In nature, male bluefin killifish exhibit three distinct color forms: blue, red, and yellow. However, it is difficult to determine whether these various colors impact the males' strategies for attracting a mate, and whether female fish respond differently to each shade.
So, researchers at the New York University Polytechnic School of Engineering conducted an experiment in which they substituted the notoriously erratic live male bluefin killifish with replicas that were controlled by a robotics-based platform. The fake fish used were made to resemble body size, aspect ratio, colors, and motion pattern of adult male killifish.
In order to figure out how female bluefin killfish would react, the researchers controlled the replica's movements using a robotic arm, performing the typical movements associated with male courtship behavior - known as a "mating dance."

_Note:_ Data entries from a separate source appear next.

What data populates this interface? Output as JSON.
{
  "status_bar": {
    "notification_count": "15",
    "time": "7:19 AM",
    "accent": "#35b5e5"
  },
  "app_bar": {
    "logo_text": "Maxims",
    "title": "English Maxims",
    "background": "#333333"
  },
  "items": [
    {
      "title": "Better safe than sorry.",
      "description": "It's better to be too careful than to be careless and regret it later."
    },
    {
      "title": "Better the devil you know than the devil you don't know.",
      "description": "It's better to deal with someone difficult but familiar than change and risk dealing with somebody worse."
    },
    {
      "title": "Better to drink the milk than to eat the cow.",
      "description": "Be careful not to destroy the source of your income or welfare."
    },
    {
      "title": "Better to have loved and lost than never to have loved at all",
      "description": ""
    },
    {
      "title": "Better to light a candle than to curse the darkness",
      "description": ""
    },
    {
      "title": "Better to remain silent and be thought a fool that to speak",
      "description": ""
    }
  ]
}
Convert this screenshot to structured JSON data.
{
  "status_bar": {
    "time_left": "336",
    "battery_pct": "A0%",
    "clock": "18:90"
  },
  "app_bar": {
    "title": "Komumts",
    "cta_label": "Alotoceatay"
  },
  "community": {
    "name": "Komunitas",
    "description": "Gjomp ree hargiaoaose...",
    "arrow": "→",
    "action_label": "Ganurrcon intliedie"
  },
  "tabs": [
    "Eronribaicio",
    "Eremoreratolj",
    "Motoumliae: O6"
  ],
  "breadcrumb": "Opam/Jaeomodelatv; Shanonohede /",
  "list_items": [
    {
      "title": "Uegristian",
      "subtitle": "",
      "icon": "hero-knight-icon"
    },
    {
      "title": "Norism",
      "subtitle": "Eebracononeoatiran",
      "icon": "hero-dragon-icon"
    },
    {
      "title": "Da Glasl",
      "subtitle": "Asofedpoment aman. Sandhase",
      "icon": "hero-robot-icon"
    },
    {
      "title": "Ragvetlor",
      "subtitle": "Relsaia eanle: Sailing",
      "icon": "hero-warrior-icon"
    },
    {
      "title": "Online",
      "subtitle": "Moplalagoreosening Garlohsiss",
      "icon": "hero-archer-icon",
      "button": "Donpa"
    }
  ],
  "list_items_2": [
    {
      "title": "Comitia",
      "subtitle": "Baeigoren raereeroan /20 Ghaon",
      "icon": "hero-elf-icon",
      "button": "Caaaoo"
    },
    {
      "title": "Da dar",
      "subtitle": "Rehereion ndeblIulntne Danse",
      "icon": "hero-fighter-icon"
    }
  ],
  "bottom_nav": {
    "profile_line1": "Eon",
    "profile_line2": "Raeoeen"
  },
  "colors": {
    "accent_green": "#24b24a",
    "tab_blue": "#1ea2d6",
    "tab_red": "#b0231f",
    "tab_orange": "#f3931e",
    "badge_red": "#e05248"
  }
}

"The benefit of using a robotic platform is that we can standardize the stimulus, or in this case, the 'mating dance' of the killifish," Maurizio Porfiri, professor of mechanical and aerospace engineering, said in a press release. "We eliminate the other variables that you would normally see when dealing with live animals, allowing us to focus just on the male's color and whether it has an impact on the female's preference."
During each trial, Porfiri and his collaborators would expose the female fish to their designed replicas, in each scenario representing a variation in color naturally present in male killifish. Once looking back at webcam footage, they surprisingly found that females were more likely to swim in the section of the tank containing the yellow-colored replicas, rather than those with the blue and red varieties.
The research team believes that this sunny color may serve as a "superstimulus" for these killfish, resulting in the females' preference for yellow mates.
The findings were published in the journal Bioinspiration & Biomimetics.